Going line by line through the material below, tally those that contain the word "true" and give the count by itself.

◇ ◇ ◇

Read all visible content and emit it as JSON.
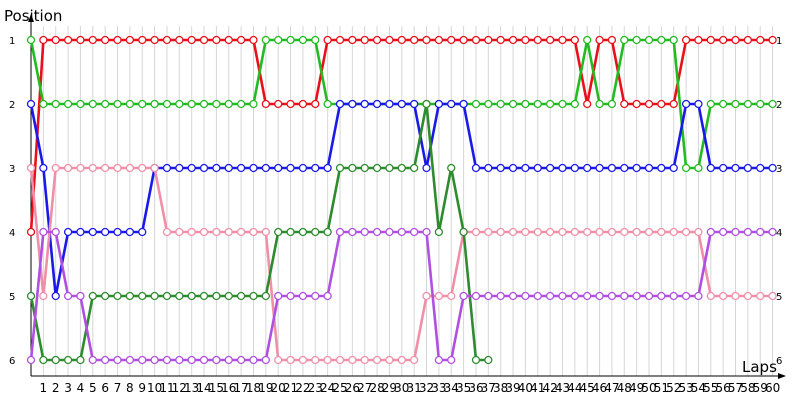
{
  "chart_data": {
    "type": "line",
    "title": "",
    "ylabel": "Position",
    "xlabel": "Laps",
    "x": [
      0,
      1,
      2,
      3,
      4,
      5,
      6,
      7,
      8,
      9,
      10,
      11,
      12,
      13,
      14,
      15,
      16,
      17,
      18,
      19,
      20,
      21,
      22,
      23,
      24,
      25,
      26,
      27,
      28,
      29,
      30,
      31,
      32,
      33,
      34,
      35,
      36,
      37,
      38,
      39,
      40,
      41,
      42,
      43,
      44,
      45,
      46,
      47,
      48,
      49,
      50,
      51,
      52,
      53,
      54,
      55,
      56,
      57,
      58,
      59,
      60
    ],
    "xlim": [
      0,
      60
    ],
    "ylim": [
      1,
      6
    ],
    "y_ticks": [
      "1",
      "2",
      "3",
      "4",
      "5",
      "6"
    ],
    "x_ticks": [
      "1",
      "2",
      "3",
      "4",
      "5",
      "6",
      "7",
      "8",
      "9",
      "10",
      "11",
      "12",
      "13",
      "14",
      "15",
      "16",
      "17",
      "18",
      "19",
      "20",
      "21",
      "22",
      "23",
      "24",
      "25",
      "26",
      "27",
      "28",
      "29",
      "30",
      "31",
      "32",
      "33",
      "34",
      "35",
      "36",
      "37",
      "38",
      "39",
      "40",
      "41",
      "42",
      "43",
      "44",
      "45",
      "46",
      "47",
      "48",
      "49",
      "50",
      "51",
      "52",
      "53",
      "54",
      "55",
      "56",
      "57",
      "58",
      "59",
      "60"
    ],
    "y_inverted": true,
    "grid": true,
    "series": [
      {
        "color": "#e8101a",
        "values": [
          4,
          1,
          1,
          1,
          1,
          1,
          1,
          1,
          1,
          1,
          1,
          1,
          1,
          1,
          1,
          1,
          1,
          1,
          1,
          2,
          2,
          2,
          2,
          2,
          1,
          1,
          1,
          1,
          1,
          1,
          1,
          1,
          1,
          1,
          1,
          1,
          1,
          1,
          1,
          1,
          1,
          1,
          1,
          1,
          1,
          2,
          1,
          1,
          2,
          2,
          2,
          2,
          2,
          1,
          1,
          1,
          1,
          1,
          1,
          1,
          1
        ]
      },
      {
        "color": "#22bb22",
        "values": [
          1,
          2,
          2,
          2,
          2,
          2,
          2,
          2,
          2,
          2,
          2,
          2,
          2,
          2,
          2,
          2,
          2,
          2,
          2,
          1,
          1,
          1,
          1,
          1,
          2,
          2,
          2,
          2,
          2,
          2,
          2,
          2,
          2,
          2,
          2,
          2,
          2,
          2,
          2,
          2,
          2,
          2,
          2,
          2,
          2,
          1,
          2,
          2,
          1,
          1,
          1,
          1,
          1,
          3,
          3,
          2,
          2,
          2,
          2,
          2,
          2
        ]
      },
      {
        "color": "#1a1ae8",
        "values": [
          2,
          3,
          5,
          4,
          4,
          4,
          4,
          4,
          4,
          4,
          3,
          3,
          3,
          3,
          3,
          3,
          3,
          3,
          3,
          3,
          3,
          3,
          3,
          3,
          3,
          2,
          2,
          2,
          2,
          2,
          2,
          2,
          3,
          2,
          2,
          2,
          3,
          3,
          3,
          3,
          3,
          3,
          3,
          3,
          3,
          3,
          3,
          3,
          3,
          3,
          3,
          3,
          3,
          2,
          2,
          3,
          3,
          3,
          3,
          3,
          3
        ]
      },
      {
        "color": "#f08fa8",
        "values": [
          3,
          5,
          3,
          3,
          3,
          3,
          3,
          3,
          3,
          3,
          3,
          4,
          4,
          4,
          4,
          4,
          4,
          4,
          4,
          4,
          6,
          6,
          6,
          6,
          6,
          6,
          6,
          6,
          6,
          6,
          6,
          6,
          5,
          5,
          5,
          4,
          4,
          4,
          4,
          4,
          4,
          4,
          4,
          4,
          4,
          4,
          4,
          4,
          4,
          4,
          4,
          4,
          4,
          4,
          4,
          5,
          5,
          5,
          5,
          5,
          5
        ]
      },
      {
        "color": "#2e8b2e",
        "values": [
          5,
          6,
          6,
          6,
          6,
          5,
          5,
          5,
          5,
          5,
          5,
          5,
          5,
          5,
          5,
          5,
          5,
          5,
          5,
          5,
          4,
          4,
          4,
          4,
          4,
          3,
          3,
          3,
          3,
          3,
          3,
          3,
          2,
          4,
          3,
          4,
          6,
          6,
          null,
          null,
          null,
          null,
          null,
          null,
          null,
          null,
          null,
          null,
          null,
          null,
          null,
          null,
          null,
          null,
          null,
          null,
          null,
          null,
          null,
          null,
          null
        ]
      },
      {
        "color": "#b050e0",
        "values": [
          6,
          4,
          4,
          5,
          5,
          6,
          6,
          6,
          6,
          6,
          6,
          6,
          6,
          6,
          6,
          6,
          6,
          6,
          6,
          6,
          5,
          5,
          5,
          5,
          5,
          4,
          4,
          4,
          4,
          4,
          4,
          4,
          4,
          6,
          6,
          5,
          5,
          5,
          5,
          5,
          5,
          5,
          5,
          5,
          5,
          5,
          5,
          5,
          5,
          5,
          5,
          5,
          5,
          5,
          5,
          4,
          4,
          4,
          4,
          4,
          4
        ]
      }
    ]
  }
}
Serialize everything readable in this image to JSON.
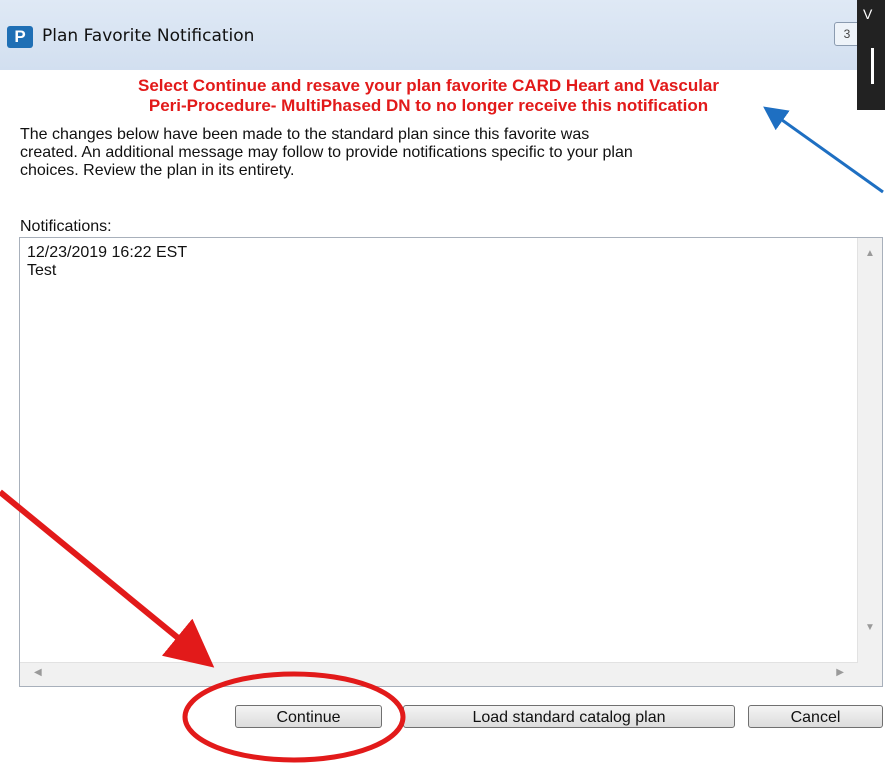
{
  "window": {
    "title": "Plan Favorite Notification",
    "icon_letter": "P",
    "titlebar_button_glyph": "3",
    "edge_glyph": "V"
  },
  "message": {
    "red_line_1": "Select Continue and resave your plan favorite CARD Heart and Vascular",
    "red_line_2": "Peri-Procedure- MultiPhased DN to no longer receive this notification",
    "description_line_1": "The changes below have been made to the standard plan since this favorite was",
    "description_line_2": "created. An additional message may follow to provide notifications specific to your plan",
    "description_line_3": "choices. Review the plan in its entirety."
  },
  "notifications": {
    "label": "Notifications:",
    "entry_timestamp": "12/23/2019 16:22 EST",
    "entry_text": "Test"
  },
  "buttons": {
    "continue": "Continue",
    "load_standard": "Load standard catalog plan",
    "cancel": "Cancel"
  },
  "annotation_colors": {
    "red": "#e21a1a",
    "blue": "#1e6fc2"
  }
}
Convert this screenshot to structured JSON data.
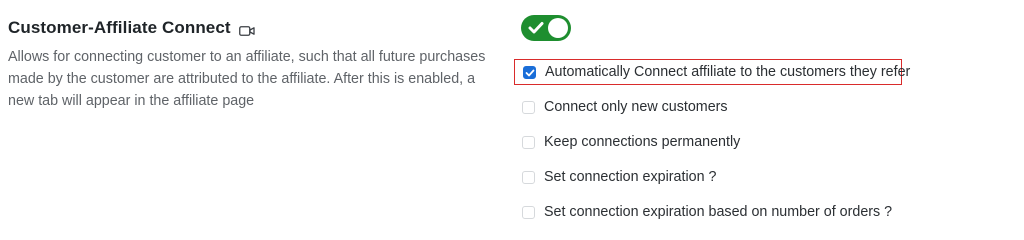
{
  "section": {
    "title": "Customer-Affiliate Connect",
    "title_icon": "video-camera-icon",
    "description": "Allows for connecting customer to an affiliate, such that all future purchases made by the customer are attributed to the affiliate. After this is enabled, a new tab will appear in the affiliate page"
  },
  "toggle": {
    "state": "on",
    "icon": "check-icon",
    "color": "#1e8e2f"
  },
  "options": [
    {
      "label": "Automatically Connect affiliate to the customers they refer",
      "checked": true,
      "highlighted": true
    },
    {
      "label": "Connect only new customers",
      "checked": false
    },
    {
      "label": "Keep connections permanently",
      "checked": false
    },
    {
      "label": "Set connection expiration ?",
      "checked": false
    },
    {
      "label": "Set connection expiration based on number of orders ?",
      "checked": false
    }
  ],
  "colors": {
    "highlight_border": "#d92b2b",
    "checkbox_checked": "#1a6ed8"
  }
}
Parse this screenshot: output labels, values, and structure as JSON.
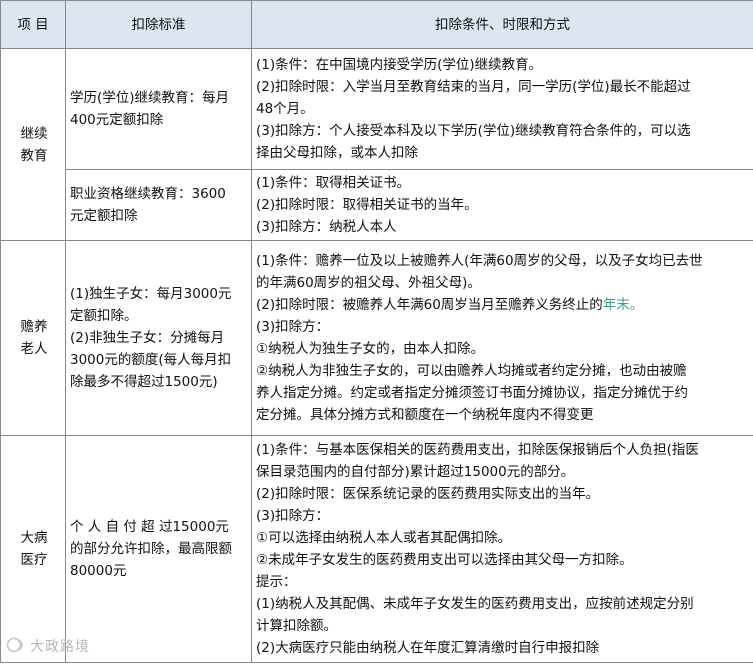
{
  "header": {
    "col1": "项 目",
    "col2": "扣除标准",
    "col3": "扣除条件、时限和方式"
  },
  "rows": [
    {
      "category": [
        "继续",
        "教育"
      ],
      "subrows": [
        {
          "standard": [
            "学历(学位)继续教育：每月",
            "400元定额扣除"
          ],
          "conditions": [
            "(1)条件：在中国境内接受学历(学位)继续教育。",
            "(2)扣除时限：入学当月至教育结束的当月，同一学历(学位)最长不能超过",
            "48个月。",
            "(3)扣除方：个人接受本科及以下学历(学位)继续教育符合条件的，可以选",
            "择由父母扣除，或本人扣除"
          ]
        },
        {
          "standard": [
            "职业资格继续教育：3600",
            "元定额扣除"
          ],
          "conditions": [
            "(1)条件：取得相关证书。",
            "(2)扣除时限：取得相关证书的当年。",
            "(3)扣除方：纳税人本人"
          ]
        }
      ]
    },
    {
      "category": [
        "赡养",
        "老人"
      ],
      "standard": [
        "(1)独生子女：每月3000元",
        "定额扣除。",
        "(2)非独生子女：分摊每月",
        "3000元的额度(每人每月扣",
        "除最多不得超过1500元)"
      ],
      "conditions": [
        "(1)条件：赡养一位及以上被赡养人(年满60周岁的父母，以及子女均已去世",
        "的年满60周岁的祖父母、外祖父母)。",
        "(2)扣除时限：被赡养人年满60周岁当月至赡养义务终止的",
        "(3)扣除方：",
        "①纳税人为独生子女的，由本人扣除。",
        "②纳税人为非独生子女的，可以由赡养人均摊或者约定分摊，也动由被赡",
        "养人指定分摊。约定或者指定分摊须签订书面分摊协议，指定分摊优于约",
        "定分摊。具体分摊方式和额度在一个纳税年度内不得变更"
      ],
      "highlight": "年末。"
    },
    {
      "category": [
        "大病",
        "医疗"
      ],
      "standard": [
        "个 人 自 付 超 过15000元",
        "的部分允许扣除，最高限额",
        "80000元"
      ],
      "conditions": [
        "(1)条件：与基本医保相关的医药费用支出，扣除医保报销后个人负担(指医",
        "保目录范围内的自付部分)累计超过15000元的部分。",
        "(2)扣除时限：医保系统记录的医药费用实际支出的当年。",
        "(3)扣除方：",
        "①可以选择由纳税人本人或者其配偶扣除。",
        "②未成年子女发生的医药费用支出可以选择由其父母一方扣除。",
        "提示：",
        "(1)纳税人及其配偶、未成年子女发生的医药费用支出，应按前述规定分别",
        "计算扣除额。",
        "(2)大病医疗只能由纳税人在年度汇算清缴时自行申报扣除"
      ]
    }
  ],
  "watermark": "大政路境",
  "colors": {
    "header_bg": "#dce6f1",
    "border": "#8a8a8a",
    "highlight": "#3a9a8e"
  }
}
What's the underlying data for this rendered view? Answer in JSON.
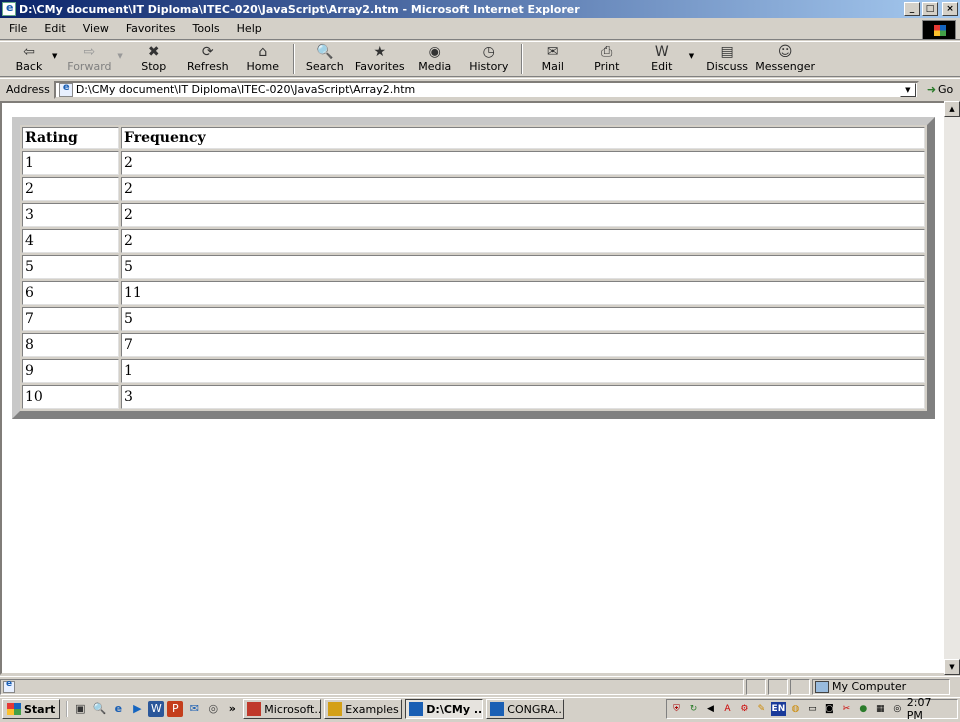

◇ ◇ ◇

Task answer:
4